The title of their third album, Brother, Sister, is derived from St. Francis of Assisi's "Canticle of the Sun": "We praise You, Lord, especially for Brother Sun, We praise You, Lord, for Sister Moon and the stars". at prayerfoundation.org
Their fourth album, It's All Crazy! It's All False! It's All a Dream! It's Alright explores many of the teachings of Bawa Muhaiyaddeen. The sufi teacher's story of "The Fox, the Crow, and the Cookie" from "My Love You My Children: 101 Stories for Children" is told as well as his story about the "King Beetle" from "The Divine Luminous Wisdom that Dispels Darkness."M R Bawa Muhaiyaddeen, Other concepts from the teacher are explored in "Allah, Allah, Allah," about seeing God in every blade of grass and in "Fig with a Bellyache" dealing with sexual temptation from "The Divine Luminous Wisdom..." and "The Golden Words of a Sufi Sheikh." Guitarist Mike Weiss has been quoted as saying that the themes of the album reflect a time in vocalist Aaron Weiss' life where he is, "...sort of revisiting and holding himself up to those teachings that there's no one religion that's going to be the only way to God..." reveals Weiss. "If you really want to just try to follow a path to God, I don't believe you need anything beyond , but it's just the idea that you're fixed on the only way and that everybody else is just completely misguided... that is a sort of obtuse attitude that can hurt your own spirit."

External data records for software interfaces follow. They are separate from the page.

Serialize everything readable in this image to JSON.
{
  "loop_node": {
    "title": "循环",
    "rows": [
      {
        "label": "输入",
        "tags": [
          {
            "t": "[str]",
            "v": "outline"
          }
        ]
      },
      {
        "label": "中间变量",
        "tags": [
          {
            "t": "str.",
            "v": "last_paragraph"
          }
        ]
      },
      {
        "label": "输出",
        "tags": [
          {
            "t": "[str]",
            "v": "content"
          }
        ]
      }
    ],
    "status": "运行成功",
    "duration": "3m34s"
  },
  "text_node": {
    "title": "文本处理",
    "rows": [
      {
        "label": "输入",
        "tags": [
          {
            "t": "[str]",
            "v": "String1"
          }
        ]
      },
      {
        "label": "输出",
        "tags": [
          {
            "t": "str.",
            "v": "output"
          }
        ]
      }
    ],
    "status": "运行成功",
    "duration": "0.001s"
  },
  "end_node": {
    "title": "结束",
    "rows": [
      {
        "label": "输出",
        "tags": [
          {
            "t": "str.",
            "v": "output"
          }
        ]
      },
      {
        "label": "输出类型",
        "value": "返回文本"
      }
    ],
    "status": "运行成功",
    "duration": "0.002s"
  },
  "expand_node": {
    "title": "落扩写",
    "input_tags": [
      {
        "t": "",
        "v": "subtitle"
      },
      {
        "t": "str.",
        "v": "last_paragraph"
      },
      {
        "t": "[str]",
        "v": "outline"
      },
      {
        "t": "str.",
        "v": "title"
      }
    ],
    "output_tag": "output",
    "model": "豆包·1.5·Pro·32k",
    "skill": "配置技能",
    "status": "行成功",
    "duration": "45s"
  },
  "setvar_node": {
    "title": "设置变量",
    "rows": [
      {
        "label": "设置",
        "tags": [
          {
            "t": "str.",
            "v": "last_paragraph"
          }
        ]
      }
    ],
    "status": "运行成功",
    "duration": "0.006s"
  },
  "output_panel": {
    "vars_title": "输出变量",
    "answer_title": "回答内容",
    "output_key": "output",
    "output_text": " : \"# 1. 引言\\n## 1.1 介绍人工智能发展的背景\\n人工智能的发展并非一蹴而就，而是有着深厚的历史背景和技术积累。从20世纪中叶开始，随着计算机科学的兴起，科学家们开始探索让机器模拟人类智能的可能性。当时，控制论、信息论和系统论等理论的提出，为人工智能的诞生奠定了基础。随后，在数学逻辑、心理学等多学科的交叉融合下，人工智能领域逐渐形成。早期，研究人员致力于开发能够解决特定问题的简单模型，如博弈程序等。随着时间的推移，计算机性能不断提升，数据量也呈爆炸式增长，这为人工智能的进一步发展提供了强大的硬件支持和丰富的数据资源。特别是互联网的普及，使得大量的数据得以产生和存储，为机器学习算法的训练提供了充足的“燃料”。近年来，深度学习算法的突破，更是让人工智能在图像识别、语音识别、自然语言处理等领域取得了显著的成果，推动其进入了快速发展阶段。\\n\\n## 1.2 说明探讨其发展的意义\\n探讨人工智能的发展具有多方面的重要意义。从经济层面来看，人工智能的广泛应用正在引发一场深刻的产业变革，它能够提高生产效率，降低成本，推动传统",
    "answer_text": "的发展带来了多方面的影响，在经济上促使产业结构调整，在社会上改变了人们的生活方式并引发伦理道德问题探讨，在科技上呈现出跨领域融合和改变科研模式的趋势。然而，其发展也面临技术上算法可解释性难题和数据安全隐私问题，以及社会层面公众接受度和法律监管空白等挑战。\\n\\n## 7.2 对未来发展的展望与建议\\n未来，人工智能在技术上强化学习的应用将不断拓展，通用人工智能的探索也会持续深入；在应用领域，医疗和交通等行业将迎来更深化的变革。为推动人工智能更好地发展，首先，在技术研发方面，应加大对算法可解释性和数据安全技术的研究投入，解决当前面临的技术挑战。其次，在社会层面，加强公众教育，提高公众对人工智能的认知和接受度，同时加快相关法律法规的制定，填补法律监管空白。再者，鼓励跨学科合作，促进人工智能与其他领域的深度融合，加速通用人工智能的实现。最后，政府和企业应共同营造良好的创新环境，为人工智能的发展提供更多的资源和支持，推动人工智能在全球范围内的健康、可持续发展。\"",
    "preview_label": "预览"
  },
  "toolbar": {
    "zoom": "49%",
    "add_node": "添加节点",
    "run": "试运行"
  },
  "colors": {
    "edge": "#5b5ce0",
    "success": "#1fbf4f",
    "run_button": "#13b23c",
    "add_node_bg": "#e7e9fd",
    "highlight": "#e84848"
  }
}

*Aaron Weiss – Lead vocals, acoustic guitar, accordion, trumpet, keyboards, percussion
*Michael Weiss – Guitar, keyboards, vocals
*Rickie Mazzotta – drums
*Greg Jehanian – Bass guitar, vocals
*Christopher Kleinberg – Guitar
*Daniel Pishock – Bass guitar, vocals, keyboards
*Ray Taddeo – Guitar
*Timbre Cierpke - harp
*Lauryn Peacock - piano
*Matt Chapin - trumpet
*Derek Paquette - trombone
* Life, 2002 (Tooth & Nail Records)
*Catch for Us the Foxes, 2004 (Tooth & Nail Records)
*Brother, Sister, 2006 (Tooth & Nail Records)
*It's All Crazy! It's All False! It's All a Dream! It's Alright, 2009 (Tooth & Nail Records)
*Blood Enough for Us All EP, 2000 (self-released)
*I Never Said That I Was Brave EP, 2001 (Kickstart Audio)
*Norma Jean / MewithoutYou, 2002 (Solid State Records/Tooth & Nail Records)
* Life, 2002 (Gilead Media)
*Catch for Us the Foxes, 2004 (Gilead Media)
*Brother, Sister, 2006 (Burnt Toast Vinyl)
*Nice and Blue (Pt. Two), 2007 (Strange Addiction Records)
*It's All Crazy! It's All False! It's All a Dream! It's Alright, 2009 (Burnt Toast Vinyl)
*Songs From The Penalty Box, Tooth & Nail Volume 6, 2009 "Every Thought a Thought of You"
*Gibson Custom Les Paul Goldtop (Michael)
*Fender American Telecaster, Sunburst (Michael)
*Fender Standard Stratocaster, Pink (Michael)
*Rickenbacker 360, Fireglo (Michael)
In order of appearance:
*Dunlop crybaby Jimi Hendrix model
*Line 6 DL4 Delay x2
*Electro-Harmonix Small Clone Analog Chorus
*Demeter TRM-1 Tremulator
*Fulltone Fulldrive II MOSFET
*Boss RV-5 Reverb
*Rocktron HUSH Noise Reduction Pedal
All pedals are connected to the effects loop in Michael's Vox AC30.
*BOSS RC-2 Loop Station
*BOSS DD-3 Digital Delay
*BOSS CS-3 Compression/Sustainer
*Fender Jazz Bass (Greg)
*C & C Drums
*Meinl Byzance Heavy Hi-Hat Traditional 14"
*Meinl Byzance Medium Thin Crash Traditional 19"
*Meinl Byzance Medium Ride Traditional 21"
* directed by Shane Drake
* directed by Shane Drake
* directed by Casey McBride & Daniel Davison
*"Leaf" from Catch for Us the Foxes directed by Josh Bender (unfinished)
* directed by Lex Halaby
* directed by Shane Drake
* from It's All Crazy! It's All False . . . directed by David Bell & Amy Carrigan
ReferencesThis text has been derived from MewithoutYou on Wikipedia and is licensed under the Creative Commons Attribution/Share-Alike License 3.0